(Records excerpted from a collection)

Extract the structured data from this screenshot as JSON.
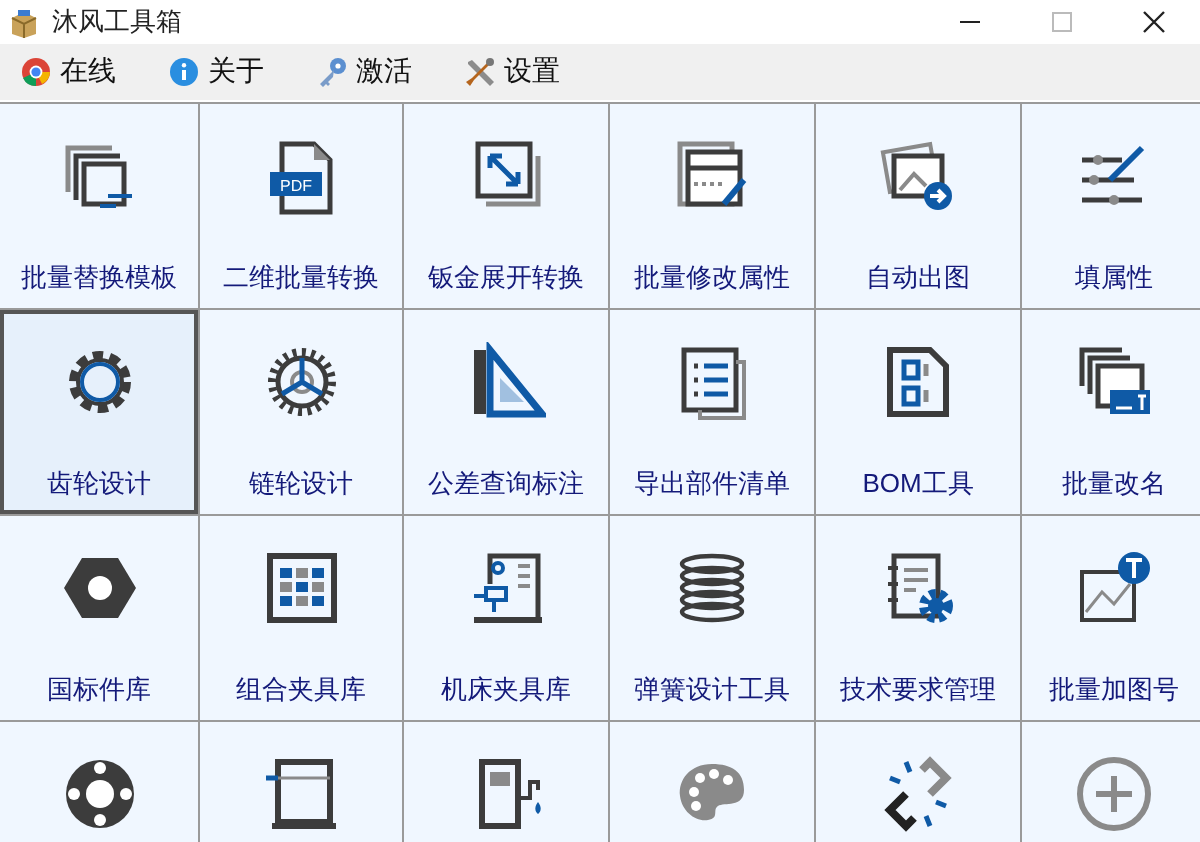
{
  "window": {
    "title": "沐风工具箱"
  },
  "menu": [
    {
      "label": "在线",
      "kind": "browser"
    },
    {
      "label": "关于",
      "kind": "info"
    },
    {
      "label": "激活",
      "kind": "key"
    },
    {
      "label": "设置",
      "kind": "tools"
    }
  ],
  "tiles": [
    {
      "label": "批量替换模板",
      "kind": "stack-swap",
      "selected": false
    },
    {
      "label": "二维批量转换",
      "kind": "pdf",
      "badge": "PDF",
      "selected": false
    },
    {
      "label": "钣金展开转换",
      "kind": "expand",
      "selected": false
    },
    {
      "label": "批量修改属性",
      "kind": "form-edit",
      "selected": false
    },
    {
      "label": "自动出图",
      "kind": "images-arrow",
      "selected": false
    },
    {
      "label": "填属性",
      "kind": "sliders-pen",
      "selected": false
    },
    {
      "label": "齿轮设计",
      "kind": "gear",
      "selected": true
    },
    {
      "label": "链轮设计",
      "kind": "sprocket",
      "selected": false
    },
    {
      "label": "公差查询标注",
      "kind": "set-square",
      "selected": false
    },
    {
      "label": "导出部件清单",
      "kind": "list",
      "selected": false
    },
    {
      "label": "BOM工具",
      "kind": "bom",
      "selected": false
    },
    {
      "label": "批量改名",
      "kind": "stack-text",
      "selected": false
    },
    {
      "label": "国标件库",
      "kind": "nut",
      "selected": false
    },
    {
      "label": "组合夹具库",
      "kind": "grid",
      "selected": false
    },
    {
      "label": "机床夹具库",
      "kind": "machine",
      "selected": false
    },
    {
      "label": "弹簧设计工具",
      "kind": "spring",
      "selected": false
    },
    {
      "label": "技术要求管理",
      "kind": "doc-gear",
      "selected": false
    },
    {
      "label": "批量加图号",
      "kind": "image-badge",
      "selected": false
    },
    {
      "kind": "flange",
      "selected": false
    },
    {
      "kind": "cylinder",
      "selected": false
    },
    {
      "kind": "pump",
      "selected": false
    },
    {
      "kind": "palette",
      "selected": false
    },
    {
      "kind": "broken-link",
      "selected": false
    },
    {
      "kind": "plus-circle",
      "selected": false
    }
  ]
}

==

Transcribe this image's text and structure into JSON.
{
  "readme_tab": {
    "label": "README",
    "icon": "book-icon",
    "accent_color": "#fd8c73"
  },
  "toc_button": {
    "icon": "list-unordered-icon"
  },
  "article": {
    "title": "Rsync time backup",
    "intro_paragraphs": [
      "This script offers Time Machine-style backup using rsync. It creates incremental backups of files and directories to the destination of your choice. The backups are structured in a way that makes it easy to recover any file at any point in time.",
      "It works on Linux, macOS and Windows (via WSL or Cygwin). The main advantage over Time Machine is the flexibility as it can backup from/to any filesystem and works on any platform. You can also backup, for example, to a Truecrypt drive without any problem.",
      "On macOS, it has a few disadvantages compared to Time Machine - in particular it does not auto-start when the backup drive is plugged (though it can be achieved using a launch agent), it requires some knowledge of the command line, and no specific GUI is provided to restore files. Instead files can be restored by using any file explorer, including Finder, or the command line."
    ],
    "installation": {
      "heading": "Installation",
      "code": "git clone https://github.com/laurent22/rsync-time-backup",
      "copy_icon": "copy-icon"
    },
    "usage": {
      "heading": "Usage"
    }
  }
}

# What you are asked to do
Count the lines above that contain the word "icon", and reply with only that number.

# Result for this task
3